--- START ---

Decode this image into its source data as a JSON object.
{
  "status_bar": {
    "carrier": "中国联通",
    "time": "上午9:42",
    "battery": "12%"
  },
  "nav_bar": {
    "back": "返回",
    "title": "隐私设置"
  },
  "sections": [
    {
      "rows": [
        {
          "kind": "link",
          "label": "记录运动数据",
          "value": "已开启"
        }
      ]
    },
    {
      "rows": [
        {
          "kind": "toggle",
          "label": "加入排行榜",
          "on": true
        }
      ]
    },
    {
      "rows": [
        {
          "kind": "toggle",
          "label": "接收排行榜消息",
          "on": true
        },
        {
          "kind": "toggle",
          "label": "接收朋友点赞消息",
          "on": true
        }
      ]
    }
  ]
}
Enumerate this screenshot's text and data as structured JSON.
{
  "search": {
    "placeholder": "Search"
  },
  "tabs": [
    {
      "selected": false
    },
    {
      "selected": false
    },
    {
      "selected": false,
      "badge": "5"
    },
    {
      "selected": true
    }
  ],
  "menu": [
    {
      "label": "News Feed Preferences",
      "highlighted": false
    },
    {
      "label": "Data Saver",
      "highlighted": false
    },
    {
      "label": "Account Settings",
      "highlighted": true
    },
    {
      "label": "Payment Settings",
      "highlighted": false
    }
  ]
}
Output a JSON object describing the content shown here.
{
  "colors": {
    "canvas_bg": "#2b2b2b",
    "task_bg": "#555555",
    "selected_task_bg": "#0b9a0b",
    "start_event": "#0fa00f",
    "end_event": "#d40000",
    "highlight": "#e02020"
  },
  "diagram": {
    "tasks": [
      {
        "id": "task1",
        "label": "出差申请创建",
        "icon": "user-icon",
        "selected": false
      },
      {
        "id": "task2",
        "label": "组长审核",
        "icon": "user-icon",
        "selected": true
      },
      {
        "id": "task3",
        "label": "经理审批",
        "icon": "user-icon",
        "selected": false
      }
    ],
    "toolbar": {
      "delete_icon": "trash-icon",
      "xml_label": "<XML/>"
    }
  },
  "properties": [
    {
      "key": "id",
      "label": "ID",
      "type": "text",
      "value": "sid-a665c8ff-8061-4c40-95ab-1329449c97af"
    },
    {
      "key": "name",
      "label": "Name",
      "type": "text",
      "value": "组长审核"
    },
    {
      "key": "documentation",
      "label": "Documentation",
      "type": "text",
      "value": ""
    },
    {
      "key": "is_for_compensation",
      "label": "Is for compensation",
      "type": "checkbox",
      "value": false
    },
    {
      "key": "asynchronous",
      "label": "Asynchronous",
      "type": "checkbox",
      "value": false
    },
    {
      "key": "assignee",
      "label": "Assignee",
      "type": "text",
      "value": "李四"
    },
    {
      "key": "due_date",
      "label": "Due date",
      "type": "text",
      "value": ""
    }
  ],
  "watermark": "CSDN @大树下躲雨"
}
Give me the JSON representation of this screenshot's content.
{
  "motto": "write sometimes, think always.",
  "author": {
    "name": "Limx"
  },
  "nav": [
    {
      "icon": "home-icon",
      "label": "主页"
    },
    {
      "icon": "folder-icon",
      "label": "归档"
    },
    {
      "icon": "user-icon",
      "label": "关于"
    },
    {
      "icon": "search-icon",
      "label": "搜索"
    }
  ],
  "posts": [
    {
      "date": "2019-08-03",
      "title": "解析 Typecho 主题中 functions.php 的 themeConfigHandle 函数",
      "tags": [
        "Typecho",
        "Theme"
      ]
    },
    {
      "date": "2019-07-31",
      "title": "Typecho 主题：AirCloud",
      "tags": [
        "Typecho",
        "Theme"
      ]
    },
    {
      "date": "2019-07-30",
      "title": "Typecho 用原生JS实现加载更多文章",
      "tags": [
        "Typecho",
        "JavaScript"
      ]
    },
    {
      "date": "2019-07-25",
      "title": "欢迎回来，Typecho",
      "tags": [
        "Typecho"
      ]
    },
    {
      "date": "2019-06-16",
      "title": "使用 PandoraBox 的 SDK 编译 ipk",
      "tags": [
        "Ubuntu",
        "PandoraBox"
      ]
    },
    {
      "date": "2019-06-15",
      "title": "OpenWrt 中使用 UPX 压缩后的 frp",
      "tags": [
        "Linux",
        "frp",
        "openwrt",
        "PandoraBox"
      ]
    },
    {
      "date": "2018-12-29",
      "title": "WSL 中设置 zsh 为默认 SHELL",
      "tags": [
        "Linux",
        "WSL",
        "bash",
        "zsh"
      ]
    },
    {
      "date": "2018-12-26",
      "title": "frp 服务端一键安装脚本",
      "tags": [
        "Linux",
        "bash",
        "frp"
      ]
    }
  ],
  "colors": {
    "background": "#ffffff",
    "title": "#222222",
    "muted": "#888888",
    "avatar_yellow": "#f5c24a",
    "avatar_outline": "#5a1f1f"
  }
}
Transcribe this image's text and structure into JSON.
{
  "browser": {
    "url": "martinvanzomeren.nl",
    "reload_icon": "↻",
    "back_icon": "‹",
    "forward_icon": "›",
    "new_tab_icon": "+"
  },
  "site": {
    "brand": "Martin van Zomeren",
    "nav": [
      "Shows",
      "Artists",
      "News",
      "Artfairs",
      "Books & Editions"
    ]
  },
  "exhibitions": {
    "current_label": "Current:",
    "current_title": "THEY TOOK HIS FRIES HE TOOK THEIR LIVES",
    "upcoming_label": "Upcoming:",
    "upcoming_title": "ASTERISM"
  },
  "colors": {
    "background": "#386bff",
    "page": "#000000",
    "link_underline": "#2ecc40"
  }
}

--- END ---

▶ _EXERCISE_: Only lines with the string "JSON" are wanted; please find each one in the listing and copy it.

▶ _RESPONSE AREA_:
Decode this image into its source data as a JSON object.
Enumerate this screenshot's text and data as structured JSON.
Output a JSON object describing the content shown here.
Give me the JSON representation of this screenshot's content.
Transcribe this image's text and structure into JSON.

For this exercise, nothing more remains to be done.